Provided data Start Marker

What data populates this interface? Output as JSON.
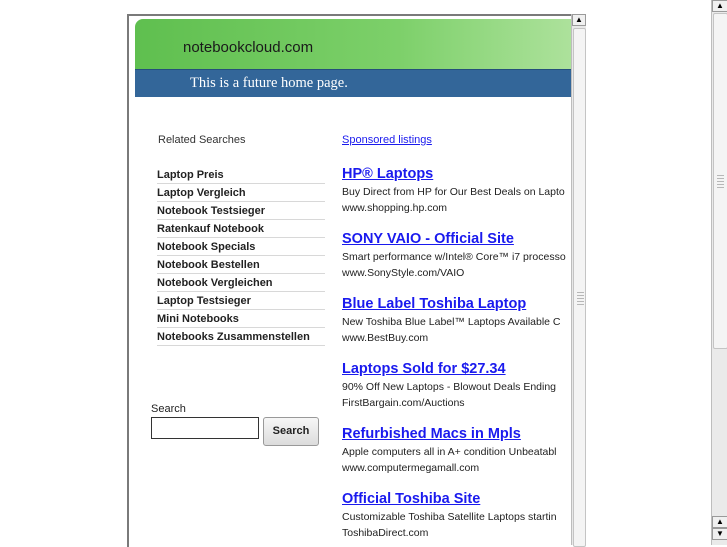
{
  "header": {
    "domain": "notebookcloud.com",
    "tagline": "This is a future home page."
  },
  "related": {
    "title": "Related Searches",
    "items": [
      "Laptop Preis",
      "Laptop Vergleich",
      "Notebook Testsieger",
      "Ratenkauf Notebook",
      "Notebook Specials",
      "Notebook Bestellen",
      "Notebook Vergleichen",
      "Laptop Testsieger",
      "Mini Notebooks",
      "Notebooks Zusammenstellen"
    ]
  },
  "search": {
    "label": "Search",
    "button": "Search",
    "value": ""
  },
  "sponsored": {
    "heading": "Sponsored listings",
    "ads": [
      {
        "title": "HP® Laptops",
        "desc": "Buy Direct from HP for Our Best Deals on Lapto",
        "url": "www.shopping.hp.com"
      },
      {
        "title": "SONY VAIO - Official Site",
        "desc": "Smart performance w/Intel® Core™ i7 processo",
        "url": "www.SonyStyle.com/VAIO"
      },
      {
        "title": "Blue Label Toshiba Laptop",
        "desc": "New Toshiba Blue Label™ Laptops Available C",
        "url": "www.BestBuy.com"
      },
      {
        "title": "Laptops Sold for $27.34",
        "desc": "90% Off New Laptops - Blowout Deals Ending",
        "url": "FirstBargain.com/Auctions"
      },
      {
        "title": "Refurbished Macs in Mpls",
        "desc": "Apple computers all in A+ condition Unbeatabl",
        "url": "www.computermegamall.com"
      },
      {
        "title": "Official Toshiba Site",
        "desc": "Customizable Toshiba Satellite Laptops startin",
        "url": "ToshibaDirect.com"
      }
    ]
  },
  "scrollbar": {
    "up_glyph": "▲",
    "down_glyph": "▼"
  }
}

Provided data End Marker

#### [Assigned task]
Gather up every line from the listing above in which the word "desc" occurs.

#### [Output for this exercise]
        "desc": "Buy Direct from HP for Our Best Deals on Lapto",
        "desc": "Smart performance w/Intel® Core™ i7 processo",
        "desc": "New Toshiba Blue Label™ Laptops Available C",
        "desc": "90% Off New Laptops - Blowout Deals Ending",
        "desc": "Apple computers all in A+ condition Unbeatabl",
        "desc": "Customizable Toshiba Satellite Laptops startin",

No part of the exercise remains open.